Closer ties with general practice — and primary, secondary, tertiary, mental health and social care —
are essential to improve the contribution of pharmacists to patient care and to secure better prospects for the profession.
As demand on the NHS increases, the pharmacy workforce swells and the NHS pursues new ways of working, pharmacy’s role in English healthcare will need to adapt too.
The English Pharmacy Board’s latest campaign, launched on 17 March 2015, calls for the pharmacy profession to work more closely with our GP colleagues and other healthcare professionals in primary care.
Much attention is likely to fall on one element: the drive to see more pharmacists working within GP practice teams, the subject of a joint agreement between the Royal Pharmaceutical Society (RPS) and the Royal College of General Practitioners.
In this proposed role, the pharmacist would handle medicines-related issues in general practice, liaising with providers such as hospitals and care homes to reduce errors, review medication and address polypharmacy.
An appropriately skilled pharmacist, integrated into the GP practice team, will be able to contribute considerably to practice workload — an important benefit to the NHS at a time when there is a shortage of GPs and practice nurses.
Vitally, this is also a huge opportunity to develop new roles for the pharmacy profession at a time when the growing workforce and not having a cap on student numbers has caused concern about future job prospects.
Around the country, we already have examples that show when pharmacists work closely with GPs and implement the RPS medicines optimisation principles, it provides patient benefit and good value. For instance, the Care Homes and Medicines Optimisation Implementation Service (CHAMOIS) in Leeds, in which specialist pharmacists undertook medication reviews of residents, provided positive benefits for the local GP practices’ patients and demonstrated that this is a sound investment.
Wider integration needed
All pharmacists can contribute to these new ways of working and this move should not be seen as a threat to the ambitions that pharmacists have in all sectors to improve patient care and optimise the use of medicines.
But this proposal is only one of a raft of changes we need to how pharmacy works as part of the wider health system.
On a local level, better integration of community pharmacy in care pathways is essential to support patients with their medicines and to have a more direct patient-facing role in chronic disease management.

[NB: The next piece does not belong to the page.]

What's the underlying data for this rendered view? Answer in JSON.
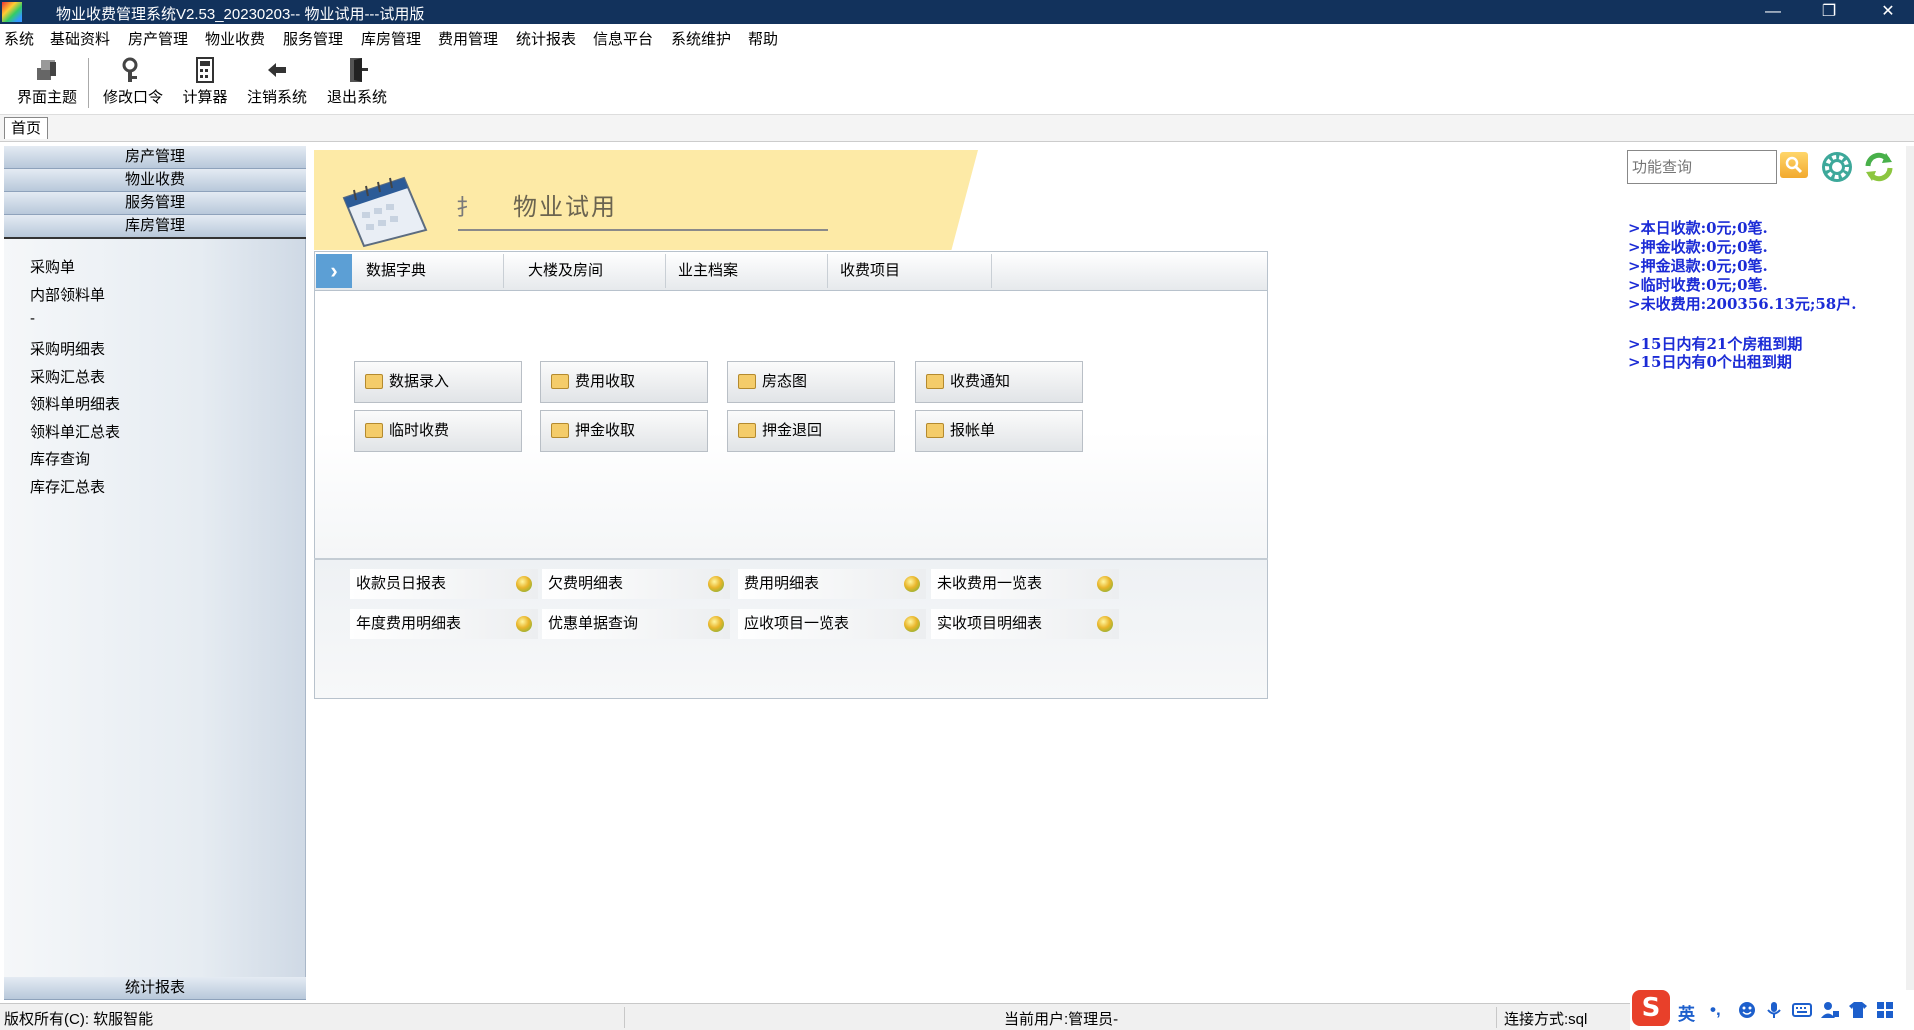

This would ensure medication reviews and patient outcomes are delivered consistently and more effectively.
Commissioners must recognise this potential and act to bring pharmacists’ expertise into these pathways to support patients with their medicines use and achieve shared decision-making.
The NHS Five Year Forward View, the plan that will shape the future of the NHS, will enable local negotiation about the place of pharmacists in new models of care, including the proposed multispecialty community providers, and the primary and acute care systems.
There is untapped clinical capability, capacity and accessibility in the pharmacy workforce. There are also clinical and financial imperatives to address the suboptimal use of medicines in an NHS where 17% of hospital admissions in people aged over 65 years are a result of problems with medicines and up to 50% of people are not taking medicines as intended.
Working more closely with GPs is one way of seizing the opportunities arising from this work, to become an essential and integrated part of patient care — particularly around the prevention of ill-health and delivery of medicines optimisation.
But it isn’t the only way. We need much wider collaboration with public health and social care too. If we achieve this, it will provide professional opportunities for pharmacy and result in better care for our population.